“My obsession, my life passion, is with this idea of trying to bombard this country with information about the outside world,” said Baek. “To get people to not only think about what’s outside their reality, but also trying to build mental capacity to act on that. I’m not trying to start a revolution, because the regime has no qualms about wiping … people out, but trying to inform that citizenry is something I’m really interested in.”

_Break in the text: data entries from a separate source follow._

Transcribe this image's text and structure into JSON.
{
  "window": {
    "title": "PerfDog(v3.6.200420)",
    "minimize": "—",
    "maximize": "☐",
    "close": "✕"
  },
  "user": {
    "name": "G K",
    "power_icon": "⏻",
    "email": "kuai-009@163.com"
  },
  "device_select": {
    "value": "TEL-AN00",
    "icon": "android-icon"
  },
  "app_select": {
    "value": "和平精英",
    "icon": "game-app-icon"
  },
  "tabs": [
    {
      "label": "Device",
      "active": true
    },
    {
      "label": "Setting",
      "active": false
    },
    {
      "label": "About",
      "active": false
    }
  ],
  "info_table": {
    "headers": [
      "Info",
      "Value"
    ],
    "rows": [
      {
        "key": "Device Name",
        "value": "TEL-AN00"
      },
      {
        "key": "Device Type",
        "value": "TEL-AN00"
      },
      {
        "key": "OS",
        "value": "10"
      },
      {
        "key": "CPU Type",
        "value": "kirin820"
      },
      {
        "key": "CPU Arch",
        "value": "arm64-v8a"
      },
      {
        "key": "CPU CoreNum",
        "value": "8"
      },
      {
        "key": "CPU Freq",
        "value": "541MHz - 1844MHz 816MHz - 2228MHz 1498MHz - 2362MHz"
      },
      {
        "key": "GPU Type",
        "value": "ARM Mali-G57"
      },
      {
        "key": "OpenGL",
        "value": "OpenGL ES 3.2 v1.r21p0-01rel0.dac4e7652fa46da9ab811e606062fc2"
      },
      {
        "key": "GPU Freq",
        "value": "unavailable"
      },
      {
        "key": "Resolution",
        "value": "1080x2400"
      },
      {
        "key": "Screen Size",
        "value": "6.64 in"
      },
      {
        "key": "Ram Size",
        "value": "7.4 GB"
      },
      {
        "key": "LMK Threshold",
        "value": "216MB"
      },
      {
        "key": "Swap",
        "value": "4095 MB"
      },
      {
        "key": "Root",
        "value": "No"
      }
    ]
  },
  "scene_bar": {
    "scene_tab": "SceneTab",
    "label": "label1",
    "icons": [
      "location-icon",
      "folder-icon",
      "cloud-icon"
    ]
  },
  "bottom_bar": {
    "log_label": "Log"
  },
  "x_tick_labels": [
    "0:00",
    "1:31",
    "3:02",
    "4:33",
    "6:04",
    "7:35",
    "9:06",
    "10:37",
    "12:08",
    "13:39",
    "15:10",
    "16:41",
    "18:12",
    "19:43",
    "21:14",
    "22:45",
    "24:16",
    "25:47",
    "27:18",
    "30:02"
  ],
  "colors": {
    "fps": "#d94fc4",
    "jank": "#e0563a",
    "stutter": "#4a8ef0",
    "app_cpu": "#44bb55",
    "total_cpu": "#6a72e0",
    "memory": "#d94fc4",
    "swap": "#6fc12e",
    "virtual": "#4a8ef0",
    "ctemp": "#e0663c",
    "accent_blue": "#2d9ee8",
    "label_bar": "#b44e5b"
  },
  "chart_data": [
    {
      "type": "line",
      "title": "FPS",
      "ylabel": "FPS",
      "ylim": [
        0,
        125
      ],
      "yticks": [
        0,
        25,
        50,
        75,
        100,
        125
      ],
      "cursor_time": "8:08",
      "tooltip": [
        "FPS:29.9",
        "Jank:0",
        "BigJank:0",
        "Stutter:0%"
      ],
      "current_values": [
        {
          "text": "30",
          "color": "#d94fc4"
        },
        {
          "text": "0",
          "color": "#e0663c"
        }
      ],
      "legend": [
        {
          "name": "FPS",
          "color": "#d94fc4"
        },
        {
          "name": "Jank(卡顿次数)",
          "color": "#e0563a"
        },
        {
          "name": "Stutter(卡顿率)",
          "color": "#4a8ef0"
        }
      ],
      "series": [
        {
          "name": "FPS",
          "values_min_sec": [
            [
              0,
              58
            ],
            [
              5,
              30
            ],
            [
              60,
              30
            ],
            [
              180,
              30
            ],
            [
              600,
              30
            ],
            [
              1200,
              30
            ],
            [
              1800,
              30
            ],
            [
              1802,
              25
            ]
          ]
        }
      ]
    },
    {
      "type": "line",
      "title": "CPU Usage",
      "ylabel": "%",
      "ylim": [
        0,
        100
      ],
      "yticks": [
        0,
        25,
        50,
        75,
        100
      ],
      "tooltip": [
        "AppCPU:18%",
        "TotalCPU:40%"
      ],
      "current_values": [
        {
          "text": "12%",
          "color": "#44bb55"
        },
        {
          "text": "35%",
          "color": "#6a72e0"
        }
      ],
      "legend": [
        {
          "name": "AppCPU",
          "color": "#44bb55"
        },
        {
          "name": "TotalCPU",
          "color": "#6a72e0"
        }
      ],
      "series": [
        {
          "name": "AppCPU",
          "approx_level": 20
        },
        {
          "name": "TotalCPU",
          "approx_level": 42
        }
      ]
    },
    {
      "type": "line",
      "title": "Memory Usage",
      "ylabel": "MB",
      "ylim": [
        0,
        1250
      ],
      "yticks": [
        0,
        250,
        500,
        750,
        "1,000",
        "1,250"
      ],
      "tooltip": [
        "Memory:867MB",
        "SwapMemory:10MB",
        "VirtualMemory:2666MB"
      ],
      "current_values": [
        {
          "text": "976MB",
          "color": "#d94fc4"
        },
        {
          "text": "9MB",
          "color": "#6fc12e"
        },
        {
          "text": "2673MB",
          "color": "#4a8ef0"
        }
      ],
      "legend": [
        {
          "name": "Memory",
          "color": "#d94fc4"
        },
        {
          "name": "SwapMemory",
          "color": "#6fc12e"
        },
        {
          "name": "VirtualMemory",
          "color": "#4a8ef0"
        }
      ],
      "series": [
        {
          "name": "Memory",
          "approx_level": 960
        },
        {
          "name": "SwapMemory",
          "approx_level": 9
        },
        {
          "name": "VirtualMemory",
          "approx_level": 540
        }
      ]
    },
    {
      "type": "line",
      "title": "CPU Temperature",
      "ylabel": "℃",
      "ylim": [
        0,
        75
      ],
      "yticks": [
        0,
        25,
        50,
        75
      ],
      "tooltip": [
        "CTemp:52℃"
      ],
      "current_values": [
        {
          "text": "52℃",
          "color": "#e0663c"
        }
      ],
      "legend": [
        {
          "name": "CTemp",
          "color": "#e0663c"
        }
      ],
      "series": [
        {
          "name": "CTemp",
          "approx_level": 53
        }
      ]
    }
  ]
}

Baek’s parents were born in South Korea, but her interest in the North began when she arrived at Harvard College. “It was November of freshman year, and some cute guy asked me to come to a talk at Kirkland House. I didn’t even know what Kirkland House was at that time. I went, and speaking was Kang Chol-Hwan, who was sentenced to a prison camp [in North Korea] at the age 9 for 10 years. He was talking about how he was being tortured and all these awful things, and it was just a shock to my system,” she said.
Following a gap year working at the U.S. State Department, Baek graduated in 2010 and took a job in her native California with Google, managing ad sales and researching projects to help North Korean defectors access information.
Despite the job’s enviable prestige, Baek, 27, always intended to return Cambridge and the Harvard Kennedy School (HKS), where she has earned a master’s degree in public policy.
“There are lots of amazing kids at Harvard, obviously, but she’s a very amazing one,” said Graham Allison, director of the Belfer Center for Science and International Affairs at HKS. “She is determined that North Korea is going to be free. She’s determined that this is going to happen sooner rather than later, and if you tell her anything she could do to make that more likely, I’d say watch out, she’ll probably do it.”
Baek started “Inalienable,” a blog that provides a conduit for North Korean defectors to freely tell their remarkable and often heartbreaking stories, and she co-produced “Divided Families,” a documentary about families torn apart by the icy relations between North Korea and most of the world.
“Trying to instill human dignity on a one-to-one basis, it’s a very powerful experience. Hearing people’s individual stories … the shocking, haunted element of every story, has not worn off,” she said. read more